This same chapter, sixteenth verse: "Ye did not choose Me, but I chose you, and appointed you, that ye should go and bear fruit, and that your fruit should abide; that whatsoever ye shall ask of the Father in My name, He may give it you." God had our prayer partnership with Himself in His mind in choosing us. And the last of these, Joh_16:23-24, second clause, "Verily, verily, I say unto you, if ye shall ask anything of the Father, He will give it you in My name. Hitherto have ye asked nothing in My name: ask, and ye shall receive, that your joy may be fulfilled."
These statements are the most sweeping to be found anywhere in the Scriptures regarding prayer. There is no limitation as to who shall ask, nor the kind of thing to be asked for.
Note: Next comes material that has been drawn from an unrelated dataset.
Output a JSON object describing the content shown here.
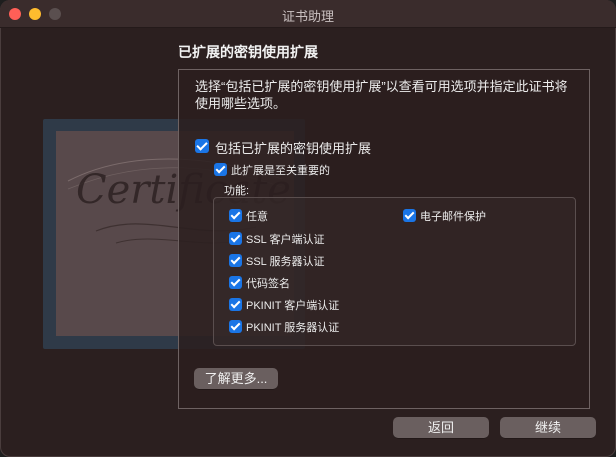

There are three limitations imposed: the prayer is to be through Jesus; the person praying is to be in fullest sympathy with Him; and this person is to have faith.